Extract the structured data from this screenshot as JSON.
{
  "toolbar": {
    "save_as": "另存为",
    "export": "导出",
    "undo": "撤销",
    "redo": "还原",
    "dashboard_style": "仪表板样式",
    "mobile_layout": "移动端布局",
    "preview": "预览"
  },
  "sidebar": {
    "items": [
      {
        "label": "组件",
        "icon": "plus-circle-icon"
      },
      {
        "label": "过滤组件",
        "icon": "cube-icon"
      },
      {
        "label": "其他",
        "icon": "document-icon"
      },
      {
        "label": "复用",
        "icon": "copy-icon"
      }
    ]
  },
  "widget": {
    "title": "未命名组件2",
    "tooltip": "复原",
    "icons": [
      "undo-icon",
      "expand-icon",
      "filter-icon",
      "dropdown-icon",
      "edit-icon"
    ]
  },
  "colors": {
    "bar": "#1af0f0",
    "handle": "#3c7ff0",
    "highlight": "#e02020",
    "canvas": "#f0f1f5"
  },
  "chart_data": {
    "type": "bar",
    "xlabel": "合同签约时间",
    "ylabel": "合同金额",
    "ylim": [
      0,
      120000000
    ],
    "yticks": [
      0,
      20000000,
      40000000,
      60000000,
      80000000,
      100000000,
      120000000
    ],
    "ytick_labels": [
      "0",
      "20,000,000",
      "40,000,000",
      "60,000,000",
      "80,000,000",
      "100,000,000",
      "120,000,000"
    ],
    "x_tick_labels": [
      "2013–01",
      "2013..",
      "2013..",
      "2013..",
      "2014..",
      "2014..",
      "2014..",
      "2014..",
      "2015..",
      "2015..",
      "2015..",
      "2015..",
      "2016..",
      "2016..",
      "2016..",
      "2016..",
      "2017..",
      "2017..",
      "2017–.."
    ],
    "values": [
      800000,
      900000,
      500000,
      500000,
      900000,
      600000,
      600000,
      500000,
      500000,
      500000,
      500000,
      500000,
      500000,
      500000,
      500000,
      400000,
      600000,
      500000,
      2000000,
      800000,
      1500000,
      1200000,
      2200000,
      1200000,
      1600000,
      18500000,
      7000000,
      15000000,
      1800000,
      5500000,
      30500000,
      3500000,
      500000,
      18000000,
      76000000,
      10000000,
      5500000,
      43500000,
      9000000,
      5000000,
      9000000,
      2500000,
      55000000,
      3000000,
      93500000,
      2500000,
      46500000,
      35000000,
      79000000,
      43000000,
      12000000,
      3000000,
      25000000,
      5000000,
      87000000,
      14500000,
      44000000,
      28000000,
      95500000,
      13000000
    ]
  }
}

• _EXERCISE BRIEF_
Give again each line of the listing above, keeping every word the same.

• _ANSWER SPACE_
Extract the structured data from this screenshot as JSON.
{
  "toolbar": {
    "save_as": "另存为",
    "export": "导出",
    "undo": "撤销",
    "redo": "还原",
    "dashboard_style": "仪表板样式",
    "mobile_layout": "移动端布局",
    "preview": "预览"
  },
  "sidebar": {
    "items": [
      {
        "label": "组件",
        "icon": "plus-circle-icon"
      },
      {
        "label": "过滤组件",
        "icon": "cube-icon"
      },
      {
        "label": "其他",
        "icon": "document-icon"
      },
      {
        "label": "复用",
        "icon": "copy-icon"
      }
    ]
  },
  "widget": {
    "title": "未命名组件2",
    "tooltip": "复原",
    "icons": [
      "undo-icon",
      "expand-icon",
      "filter-icon",
      "dropdown-icon",
      "edit-icon"
    ]
  },
  "colors": {
    "bar": "#1af0f0",
    "handle": "#3c7ff0",
    "highlight": "#e02020",
    "canvas": "#f0f1f5"
  },
  "chart_data": {
    "type": "bar",
    "xlabel": "合同签约时间",
    "ylabel": "合同金额",
    "ylim": [
      0,
      120000000
    ],
    "yticks": [
      0,
      20000000,
      40000000,
      60000000,
      80000000,
      100000000,
      120000000
    ],
    "ytick_labels": [
      "0",
      "20,000,000",
      "40,000,000",
      "60,000,000",
      "80,000,000",
      "100,000,000",
      "120,000,000"
    ],
    "x_tick_labels": [
      "2013–01",
      "2013..",
      "2013..",
      "2013..",
      "2014..",
      "2014..",
      "2014..",
      "2014..",
      "2015..",
      "2015..",
      "2015..",
      "2015..",
      "2016..",
      "2016..",
      "2016..",
      "2016..",
      "2017..",
      "2017..",
      "2017–.."
    ],
    "values": [
      800000,
      900000,
      500000,
      500000,
      900000,
      600000,
      600000,
      500000,
      500000,
      500000,
      500000,
      500000,
      500000,
      500000,
      500000,
      400000,
      600000,
      500000,
      2000000,
      800000,
      1500000,
      1200000,
      2200000,
      1200000,
      1600000,
      18500000,
      7000000,
      15000000,
      1800000,
      5500000,
      30500000,
      3500000,
      500000,
      18000000,
      76000000,
      10000000,
      5500000,
      43500000,
      9000000,
      5000000,
      9000000,
      2500000,
      55000000,
      3000000,
      93500000,
      2500000,
      46500000,
      35000000,
      79000000,
      43000000,
      12000000,
      3000000,
      25000000,
      5000000,
      87000000,
      14500000,
      44000000,
      28000000,
      95500000,
      13000000
    ]
  }
}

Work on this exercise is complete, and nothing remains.